Wouldn't it be great if stocks never went down?

If, for example, Synopsys (NASDAQ:SNPS) had managed to just maintain a stable stock price over the past month, investors could be smiling over the 9% gain they reaped after the maker of semiconductor design software reported earnings on Thursday. Unfortunately, before the stock went up, it went down, with the net result that shareholders today sit right about where they were this time last month.

But enough about the stock. How's the actual business going at Synopsys?

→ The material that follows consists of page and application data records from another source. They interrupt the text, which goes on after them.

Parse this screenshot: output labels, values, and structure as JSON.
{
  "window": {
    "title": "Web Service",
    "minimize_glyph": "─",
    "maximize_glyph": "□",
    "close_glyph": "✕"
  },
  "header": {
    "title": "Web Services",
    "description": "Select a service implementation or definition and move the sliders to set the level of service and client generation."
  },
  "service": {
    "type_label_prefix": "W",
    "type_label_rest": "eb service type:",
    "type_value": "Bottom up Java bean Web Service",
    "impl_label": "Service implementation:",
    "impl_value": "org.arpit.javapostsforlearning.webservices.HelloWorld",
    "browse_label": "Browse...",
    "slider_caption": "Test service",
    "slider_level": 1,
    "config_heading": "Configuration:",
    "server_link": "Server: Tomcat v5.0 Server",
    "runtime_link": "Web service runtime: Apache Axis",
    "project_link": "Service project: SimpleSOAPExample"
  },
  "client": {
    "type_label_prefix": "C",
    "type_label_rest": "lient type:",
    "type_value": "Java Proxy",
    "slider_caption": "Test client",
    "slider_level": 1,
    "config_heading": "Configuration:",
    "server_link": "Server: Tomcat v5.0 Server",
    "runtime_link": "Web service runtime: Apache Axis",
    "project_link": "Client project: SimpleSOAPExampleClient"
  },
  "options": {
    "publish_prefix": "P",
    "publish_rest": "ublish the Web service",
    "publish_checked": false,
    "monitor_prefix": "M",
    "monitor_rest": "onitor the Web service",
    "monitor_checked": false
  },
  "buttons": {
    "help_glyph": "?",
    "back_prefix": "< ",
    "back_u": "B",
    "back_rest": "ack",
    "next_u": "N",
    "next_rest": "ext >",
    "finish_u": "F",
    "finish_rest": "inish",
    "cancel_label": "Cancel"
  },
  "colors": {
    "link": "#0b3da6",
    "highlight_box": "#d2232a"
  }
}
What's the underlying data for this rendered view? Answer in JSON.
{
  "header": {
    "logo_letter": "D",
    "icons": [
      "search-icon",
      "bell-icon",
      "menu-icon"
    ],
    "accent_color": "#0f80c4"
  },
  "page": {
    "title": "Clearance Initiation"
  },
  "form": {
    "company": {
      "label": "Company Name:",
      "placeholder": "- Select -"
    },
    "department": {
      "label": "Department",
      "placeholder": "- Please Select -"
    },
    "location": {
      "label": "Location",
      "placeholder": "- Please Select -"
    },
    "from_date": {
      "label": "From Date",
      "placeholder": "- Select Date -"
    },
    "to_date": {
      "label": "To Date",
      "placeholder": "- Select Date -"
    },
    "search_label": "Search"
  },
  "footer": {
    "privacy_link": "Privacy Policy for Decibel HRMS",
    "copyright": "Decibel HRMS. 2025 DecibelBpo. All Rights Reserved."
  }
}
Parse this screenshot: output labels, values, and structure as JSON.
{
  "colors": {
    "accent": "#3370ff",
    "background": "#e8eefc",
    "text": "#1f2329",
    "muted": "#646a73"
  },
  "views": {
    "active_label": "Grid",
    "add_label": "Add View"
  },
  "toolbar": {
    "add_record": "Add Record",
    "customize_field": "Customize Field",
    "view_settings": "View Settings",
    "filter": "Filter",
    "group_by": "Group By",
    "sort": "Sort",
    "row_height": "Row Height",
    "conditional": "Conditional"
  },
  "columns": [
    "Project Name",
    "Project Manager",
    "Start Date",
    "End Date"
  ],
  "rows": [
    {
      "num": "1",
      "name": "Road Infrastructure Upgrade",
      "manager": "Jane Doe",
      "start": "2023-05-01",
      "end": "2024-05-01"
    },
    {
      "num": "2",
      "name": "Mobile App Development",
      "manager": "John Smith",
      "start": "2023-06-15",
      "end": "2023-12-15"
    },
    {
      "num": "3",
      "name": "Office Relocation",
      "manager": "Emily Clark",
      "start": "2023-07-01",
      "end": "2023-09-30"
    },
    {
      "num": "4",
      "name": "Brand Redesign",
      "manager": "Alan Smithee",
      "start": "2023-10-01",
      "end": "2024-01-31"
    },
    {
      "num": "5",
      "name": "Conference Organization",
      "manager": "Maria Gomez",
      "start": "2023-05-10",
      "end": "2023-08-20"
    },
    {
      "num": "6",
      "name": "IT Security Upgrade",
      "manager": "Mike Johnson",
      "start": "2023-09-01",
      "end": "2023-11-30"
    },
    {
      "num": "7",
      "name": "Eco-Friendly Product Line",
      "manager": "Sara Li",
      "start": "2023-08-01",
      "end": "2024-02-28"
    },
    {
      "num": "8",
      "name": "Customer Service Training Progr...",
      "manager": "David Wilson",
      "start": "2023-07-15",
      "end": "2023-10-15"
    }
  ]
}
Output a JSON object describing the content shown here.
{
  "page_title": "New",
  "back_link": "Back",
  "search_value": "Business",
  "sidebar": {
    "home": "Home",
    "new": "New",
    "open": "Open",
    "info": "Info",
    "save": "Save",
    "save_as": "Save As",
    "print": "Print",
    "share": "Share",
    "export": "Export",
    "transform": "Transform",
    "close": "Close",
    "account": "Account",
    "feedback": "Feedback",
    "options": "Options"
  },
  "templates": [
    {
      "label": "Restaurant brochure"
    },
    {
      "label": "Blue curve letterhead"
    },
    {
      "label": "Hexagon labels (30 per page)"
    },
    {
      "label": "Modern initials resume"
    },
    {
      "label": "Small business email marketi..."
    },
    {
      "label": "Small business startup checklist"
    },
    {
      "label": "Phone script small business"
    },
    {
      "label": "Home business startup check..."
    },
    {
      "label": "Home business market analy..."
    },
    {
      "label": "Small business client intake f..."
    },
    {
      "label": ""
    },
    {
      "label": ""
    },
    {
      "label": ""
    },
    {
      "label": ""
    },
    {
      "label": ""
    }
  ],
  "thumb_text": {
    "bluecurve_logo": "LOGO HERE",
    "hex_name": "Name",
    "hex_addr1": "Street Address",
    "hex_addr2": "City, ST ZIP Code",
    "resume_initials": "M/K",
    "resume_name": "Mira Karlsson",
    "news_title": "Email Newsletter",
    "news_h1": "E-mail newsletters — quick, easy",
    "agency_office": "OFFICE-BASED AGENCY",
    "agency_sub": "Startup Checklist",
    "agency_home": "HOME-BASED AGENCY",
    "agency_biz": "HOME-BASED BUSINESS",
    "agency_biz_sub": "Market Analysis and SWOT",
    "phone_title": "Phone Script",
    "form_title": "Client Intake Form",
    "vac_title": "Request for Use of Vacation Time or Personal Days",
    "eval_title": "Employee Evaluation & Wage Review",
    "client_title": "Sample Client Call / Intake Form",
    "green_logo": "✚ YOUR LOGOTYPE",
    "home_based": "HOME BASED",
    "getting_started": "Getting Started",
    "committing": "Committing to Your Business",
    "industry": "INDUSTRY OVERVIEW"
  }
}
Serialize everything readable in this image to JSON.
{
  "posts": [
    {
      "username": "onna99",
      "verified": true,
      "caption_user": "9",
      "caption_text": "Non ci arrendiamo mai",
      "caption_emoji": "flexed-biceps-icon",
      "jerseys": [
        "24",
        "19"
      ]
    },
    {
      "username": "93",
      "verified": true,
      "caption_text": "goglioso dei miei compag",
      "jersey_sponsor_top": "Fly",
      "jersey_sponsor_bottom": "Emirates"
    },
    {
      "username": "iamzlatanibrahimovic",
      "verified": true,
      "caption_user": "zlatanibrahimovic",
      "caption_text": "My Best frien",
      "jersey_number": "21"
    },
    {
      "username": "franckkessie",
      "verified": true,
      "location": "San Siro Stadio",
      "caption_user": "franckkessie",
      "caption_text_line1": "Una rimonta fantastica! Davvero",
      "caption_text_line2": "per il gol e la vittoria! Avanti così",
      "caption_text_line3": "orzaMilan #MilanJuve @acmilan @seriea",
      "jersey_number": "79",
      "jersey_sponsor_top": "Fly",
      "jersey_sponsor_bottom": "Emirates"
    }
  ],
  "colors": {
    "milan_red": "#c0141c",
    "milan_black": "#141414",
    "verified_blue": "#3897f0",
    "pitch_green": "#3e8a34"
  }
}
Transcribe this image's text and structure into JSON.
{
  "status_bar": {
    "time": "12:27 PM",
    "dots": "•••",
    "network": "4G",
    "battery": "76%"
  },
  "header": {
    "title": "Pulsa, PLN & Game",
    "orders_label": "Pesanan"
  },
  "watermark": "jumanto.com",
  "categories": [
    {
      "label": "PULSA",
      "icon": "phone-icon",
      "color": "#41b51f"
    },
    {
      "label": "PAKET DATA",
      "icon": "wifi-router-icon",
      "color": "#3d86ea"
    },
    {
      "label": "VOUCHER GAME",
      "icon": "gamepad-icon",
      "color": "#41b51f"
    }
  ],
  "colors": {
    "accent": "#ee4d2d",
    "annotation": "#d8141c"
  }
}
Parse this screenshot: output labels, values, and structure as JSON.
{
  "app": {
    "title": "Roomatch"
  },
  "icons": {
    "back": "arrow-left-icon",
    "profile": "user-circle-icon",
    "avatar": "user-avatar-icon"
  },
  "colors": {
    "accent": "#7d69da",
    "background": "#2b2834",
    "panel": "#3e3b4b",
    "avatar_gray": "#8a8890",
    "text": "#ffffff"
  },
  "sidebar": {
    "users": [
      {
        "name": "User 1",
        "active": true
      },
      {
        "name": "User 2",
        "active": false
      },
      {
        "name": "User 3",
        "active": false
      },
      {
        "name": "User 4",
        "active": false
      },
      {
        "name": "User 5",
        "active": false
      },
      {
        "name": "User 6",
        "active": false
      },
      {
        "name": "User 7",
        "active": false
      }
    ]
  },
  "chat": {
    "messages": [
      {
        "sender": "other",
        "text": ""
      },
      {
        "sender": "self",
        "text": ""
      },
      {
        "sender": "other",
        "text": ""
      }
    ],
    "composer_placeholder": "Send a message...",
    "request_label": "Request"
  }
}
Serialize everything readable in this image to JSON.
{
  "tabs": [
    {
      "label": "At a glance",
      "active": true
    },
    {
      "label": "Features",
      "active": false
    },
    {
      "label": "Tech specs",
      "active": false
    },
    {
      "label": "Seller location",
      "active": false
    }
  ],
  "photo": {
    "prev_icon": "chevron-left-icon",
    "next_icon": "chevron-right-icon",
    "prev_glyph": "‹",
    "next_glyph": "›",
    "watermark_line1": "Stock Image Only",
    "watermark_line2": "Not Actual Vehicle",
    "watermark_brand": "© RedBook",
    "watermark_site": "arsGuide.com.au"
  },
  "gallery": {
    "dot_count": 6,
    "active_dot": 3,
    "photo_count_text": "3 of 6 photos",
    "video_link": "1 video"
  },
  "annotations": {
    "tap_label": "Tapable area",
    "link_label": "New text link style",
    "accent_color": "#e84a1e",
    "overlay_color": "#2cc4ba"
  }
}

Pretty darn good
Reporting $315.2 million in sales and $0.27 per share by GAAP figuring, compared with $0.07 last year -- a near fourfold increase over last year's Q4 -- Synopsys once again thrashed analyst estimates for both sales and earnings last week. The company's not yet earning the kind of margins that rival Cadence (NASDAQ:CDNS) pulls down, but at 9.7% for the year, its operating margin looks a good sight better than those of money-losing Magma Design (NASDAQ:LAVA) and Virage Logic (NASDAQ:VIRL).

The cash-flow story read even better. Remember how Synopsys was promising to generate $275 million in operating cash flow earlier this year? Remember how it bumped that figure up to $325 million in last quarter's report? Then you're going to love what Synopsys ultimately reported last week.

How about $433.5 million?

That's right, with a "4"
Fools keep a special place in their hearts for companies that underpromise and overdeliver like this. So while I'm of course disappointed that management promised decreased cash flow next year, I'm going to season its promise to once again generate "Cash flow from operations: greater than $325 million" with a few grains of salt. Mmm, tasty.

Meanwhile, current investors in the company can savor the valuation. With accounts receivable essentially flat year over year, it seems that Synopsys' customers -- including the likes of AMD (NYSE:AMD), Intel (NASDAQ:INTC), and Infineon (NYSE:IFX) -- are finally paying up. After you net out last year's capital expenditures, Synopsys' $388.8 million in free cash flow now gives the stock an entirely reasonable price-to-free cash flow ratio of 10, and an even lower enterprise value-to-free cash flow ratio. With analysts predicting that profits will keep on growing at close to 10% per year for the next half-decade, I think that makes the stock look entirely buyable at today's price.

Find our synopses on Synopsys' last quarter at:

Fool contributor Rich Smith does not own shares of any company named above. Intel is an Inside Value selection. The Motley Fool has a disclosure policy.